(Problem description): Restate word for word every entry that appears below, skipping its pictures.

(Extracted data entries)
:::::
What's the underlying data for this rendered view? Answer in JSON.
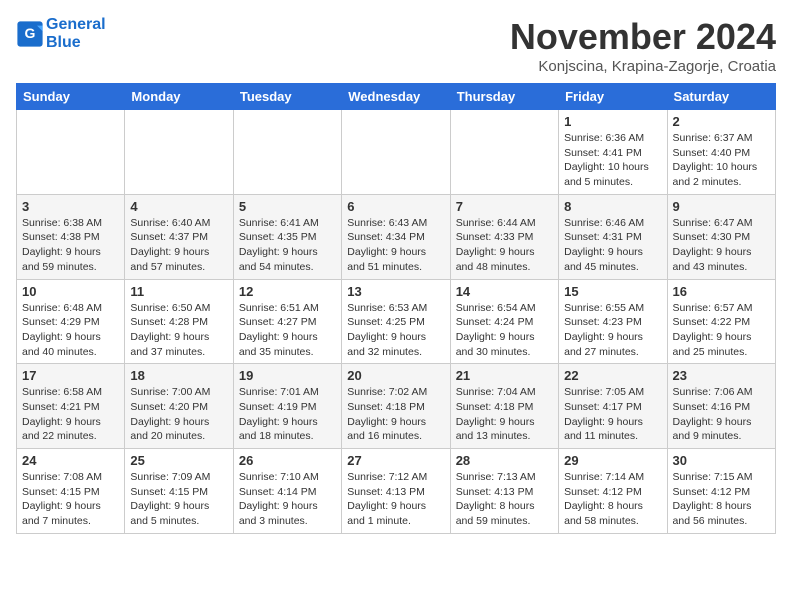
{
  "app": {
    "logo_line1": "General",
    "logo_line2": "Blue"
  },
  "header": {
    "month": "November 2024",
    "location": "Konjscina, Krapina-Zagorje, Croatia"
  },
  "weekdays": [
    "Sunday",
    "Monday",
    "Tuesday",
    "Wednesday",
    "Thursday",
    "Friday",
    "Saturday"
  ],
  "weeks": [
    [
      {
        "day": "",
        "info": ""
      },
      {
        "day": "",
        "info": ""
      },
      {
        "day": "",
        "info": ""
      },
      {
        "day": "",
        "info": ""
      },
      {
        "day": "",
        "info": ""
      },
      {
        "day": "1",
        "info": "Sunrise: 6:36 AM\nSunset: 4:41 PM\nDaylight: 10 hours\nand 5 minutes."
      },
      {
        "day": "2",
        "info": "Sunrise: 6:37 AM\nSunset: 4:40 PM\nDaylight: 10 hours\nand 2 minutes."
      }
    ],
    [
      {
        "day": "3",
        "info": "Sunrise: 6:38 AM\nSunset: 4:38 PM\nDaylight: 9 hours\nand 59 minutes."
      },
      {
        "day": "4",
        "info": "Sunrise: 6:40 AM\nSunset: 4:37 PM\nDaylight: 9 hours\nand 57 minutes."
      },
      {
        "day": "5",
        "info": "Sunrise: 6:41 AM\nSunset: 4:35 PM\nDaylight: 9 hours\nand 54 minutes."
      },
      {
        "day": "6",
        "info": "Sunrise: 6:43 AM\nSunset: 4:34 PM\nDaylight: 9 hours\nand 51 minutes."
      },
      {
        "day": "7",
        "info": "Sunrise: 6:44 AM\nSunset: 4:33 PM\nDaylight: 9 hours\nand 48 minutes."
      },
      {
        "day": "8",
        "info": "Sunrise: 6:46 AM\nSunset: 4:31 PM\nDaylight: 9 hours\nand 45 minutes."
      },
      {
        "day": "9",
        "info": "Sunrise: 6:47 AM\nSunset: 4:30 PM\nDaylight: 9 hours\nand 43 minutes."
      }
    ],
    [
      {
        "day": "10",
        "info": "Sunrise: 6:48 AM\nSunset: 4:29 PM\nDaylight: 9 hours\nand 40 minutes."
      },
      {
        "day": "11",
        "info": "Sunrise: 6:50 AM\nSunset: 4:28 PM\nDaylight: 9 hours\nand 37 minutes."
      },
      {
        "day": "12",
        "info": "Sunrise: 6:51 AM\nSunset: 4:27 PM\nDaylight: 9 hours\nand 35 minutes."
      },
      {
        "day": "13",
        "info": "Sunrise: 6:53 AM\nSunset: 4:25 PM\nDaylight: 9 hours\nand 32 minutes."
      },
      {
        "day": "14",
        "info": "Sunrise: 6:54 AM\nSunset: 4:24 PM\nDaylight: 9 hours\nand 30 minutes."
      },
      {
        "day": "15",
        "info": "Sunrise: 6:55 AM\nSunset: 4:23 PM\nDaylight: 9 hours\nand 27 minutes."
      },
      {
        "day": "16",
        "info": "Sunrise: 6:57 AM\nSunset: 4:22 PM\nDaylight: 9 hours\nand 25 minutes."
      }
    ],
    [
      {
        "day": "17",
        "info": "Sunrise: 6:58 AM\nSunset: 4:21 PM\nDaylight: 9 hours\nand 22 minutes."
      },
      {
        "day": "18",
        "info": "Sunrise: 7:00 AM\nSunset: 4:20 PM\nDaylight: 9 hours\nand 20 minutes."
      },
      {
        "day": "19",
        "info": "Sunrise: 7:01 AM\nSunset: 4:19 PM\nDaylight: 9 hours\nand 18 minutes."
      },
      {
        "day": "20",
        "info": "Sunrise: 7:02 AM\nSunset: 4:18 PM\nDaylight: 9 hours\nand 16 minutes."
      },
      {
        "day": "21",
        "info": "Sunrise: 7:04 AM\nSunset: 4:18 PM\nDaylight: 9 hours\nand 13 minutes."
      },
      {
        "day": "22",
        "info": "Sunrise: 7:05 AM\nSunset: 4:17 PM\nDaylight: 9 hours\nand 11 minutes."
      },
      {
        "day": "23",
        "info": "Sunrise: 7:06 AM\nSunset: 4:16 PM\nDaylight: 9 hours\nand 9 minutes."
      }
    ],
    [
      {
        "day": "24",
        "info": "Sunrise: 7:08 AM\nSunset: 4:15 PM\nDaylight: 9 hours\nand 7 minutes."
      },
      {
        "day": "25",
        "info": "Sunrise: 7:09 AM\nSunset: 4:15 PM\nDaylight: 9 hours\nand 5 minutes."
      },
      {
        "day": "26",
        "info": "Sunrise: 7:10 AM\nSunset: 4:14 PM\nDaylight: 9 hours\nand 3 minutes."
      },
      {
        "day": "27",
        "info": "Sunrise: 7:12 AM\nSunset: 4:13 PM\nDaylight: 9 hours\nand 1 minute."
      },
      {
        "day": "28",
        "info": "Sunrise: 7:13 AM\nSunset: 4:13 PM\nDaylight: 8 hours\nand 59 minutes."
      },
      {
        "day": "29",
        "info": "Sunrise: 7:14 AM\nSunset: 4:12 PM\nDaylight: 8 hours\nand 58 minutes."
      },
      {
        "day": "30",
        "info": "Sunrise: 7:15 AM\nSunset: 4:12 PM\nDaylight: 8 hours\nand 56 minutes."
      }
    ]
  ]
}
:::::
(Final answer):
What's the underlying data for this rendered view? Answer in JSON.
{
  "app": {
    "logo_line1": "General",
    "logo_line2": "Blue"
  },
  "header": {
    "month": "November 2024",
    "location": "Konjscina, Krapina-Zagorje, Croatia"
  },
  "weekdays": [
    "Sunday",
    "Monday",
    "Tuesday",
    "Wednesday",
    "Thursday",
    "Friday",
    "Saturday"
  ],
  "weeks": [
    [
      {
        "day": "",
        "info": ""
      },
      {
        "day": "",
        "info": ""
      },
      {
        "day": "",
        "info": ""
      },
      {
        "day": "",
        "info": ""
      },
      {
        "day": "",
        "info": ""
      },
      {
        "day": "1",
        "info": "Sunrise: 6:36 AM\nSunset: 4:41 PM\nDaylight: 10 hours\nand 5 minutes."
      },
      {
        "day": "2",
        "info": "Sunrise: 6:37 AM\nSunset: 4:40 PM\nDaylight: 10 hours\nand 2 minutes."
      }
    ],
    [
      {
        "day": "3",
        "info": "Sunrise: 6:38 AM\nSunset: 4:38 PM\nDaylight: 9 hours\nand 59 minutes."
      },
      {
        "day": "4",
        "info": "Sunrise: 6:40 AM\nSunset: 4:37 PM\nDaylight: 9 hours\nand 57 minutes."
      },
      {
        "day": "5",
        "info": "Sunrise: 6:41 AM\nSunset: 4:35 PM\nDaylight: 9 hours\nand 54 minutes."
      },
      {
        "day": "6",
        "info": "Sunrise: 6:43 AM\nSunset: 4:34 PM\nDaylight: 9 hours\nand 51 minutes."
      },
      {
        "day": "7",
        "info": "Sunrise: 6:44 AM\nSunset: 4:33 PM\nDaylight: 9 hours\nand 48 minutes."
      },
      {
        "day": "8",
        "info": "Sunrise: 6:46 AM\nSunset: 4:31 PM\nDaylight: 9 hours\nand 45 minutes."
      },
      {
        "day": "9",
        "info": "Sunrise: 6:47 AM\nSunset: 4:30 PM\nDaylight: 9 hours\nand 43 minutes."
      }
    ],
    [
      {
        "day": "10",
        "info": "Sunrise: 6:48 AM\nSunset: 4:29 PM\nDaylight: 9 hours\nand 40 minutes."
      },
      {
        "day": "11",
        "info": "Sunrise: 6:50 AM\nSunset: 4:28 PM\nDaylight: 9 hours\nand 37 minutes."
      },
      {
        "day": "12",
        "info": "Sunrise: 6:51 AM\nSunset: 4:27 PM\nDaylight: 9 hours\nand 35 minutes."
      },
      {
        "day": "13",
        "info": "Sunrise: 6:53 AM\nSunset: 4:25 PM\nDaylight: 9 hours\nand 32 minutes."
      },
      {
        "day": "14",
        "info": "Sunrise: 6:54 AM\nSunset: 4:24 PM\nDaylight: 9 hours\nand 30 minutes."
      },
      {
        "day": "15",
        "info": "Sunrise: 6:55 AM\nSunset: 4:23 PM\nDaylight: 9 hours\nand 27 minutes."
      },
      {
        "day": "16",
        "info": "Sunrise: 6:57 AM\nSunset: 4:22 PM\nDaylight: 9 hours\nand 25 minutes."
      }
    ],
    [
      {
        "day": "17",
        "info": "Sunrise: 6:58 AM\nSunset: 4:21 PM\nDaylight: 9 hours\nand 22 minutes."
      },
      {
        "day": "18",
        "info": "Sunrise: 7:00 AM\nSunset: 4:20 PM\nDaylight: 9 hours\nand 20 minutes."
      },
      {
        "day": "19",
        "info": "Sunrise: 7:01 AM\nSunset: 4:19 PM\nDaylight: 9 hours\nand 18 minutes."
      },
      {
        "day": "20",
        "info": "Sunrise: 7:02 AM\nSunset: 4:18 PM\nDaylight: 9 hours\nand 16 minutes."
      },
      {
        "day": "21",
        "info": "Sunrise: 7:04 AM\nSunset: 4:18 PM\nDaylight: 9 hours\nand 13 minutes."
      },
      {
        "day": "22",
        "info": "Sunrise: 7:05 AM\nSunset: 4:17 PM\nDaylight: 9 hours\nand 11 minutes."
      },
      {
        "day": "23",
        "info": "Sunrise: 7:06 AM\nSunset: 4:16 PM\nDaylight: 9 hours\nand 9 minutes."
      }
    ],
    [
      {
        "day": "24",
        "info": "Sunrise: 7:08 AM\nSunset: 4:15 PM\nDaylight: 9 hours\nand 7 minutes."
      },
      {
        "day": "25",
        "info": "Sunrise: 7:09 AM\nSunset: 4:15 PM\nDaylight: 9 hours\nand 5 minutes."
      },
      {
        "day": "26",
        "info": "Sunrise: 7:10 AM\nSunset: 4:14 PM\nDaylight: 9 hours\nand 3 minutes."
      },
      {
        "day": "27",
        "info": "Sunrise: 7:12 AM\nSunset: 4:13 PM\nDaylight: 9 hours\nand 1 minute."
      },
      {
        "day": "28",
        "info": "Sunrise: 7:13 AM\nSunset: 4:13 PM\nDaylight: 8 hours\nand 59 minutes."
      },
      {
        "day": "29",
        "info": "Sunrise: 7:14 AM\nSunset: 4:12 PM\nDaylight: 8 hours\nand 58 minutes."
      },
      {
        "day": "30",
        "info": "Sunrise: 7:15 AM\nSunset: 4:12 PM\nDaylight: 8 hours\nand 56 minutes."
      }
    ]
  ]
}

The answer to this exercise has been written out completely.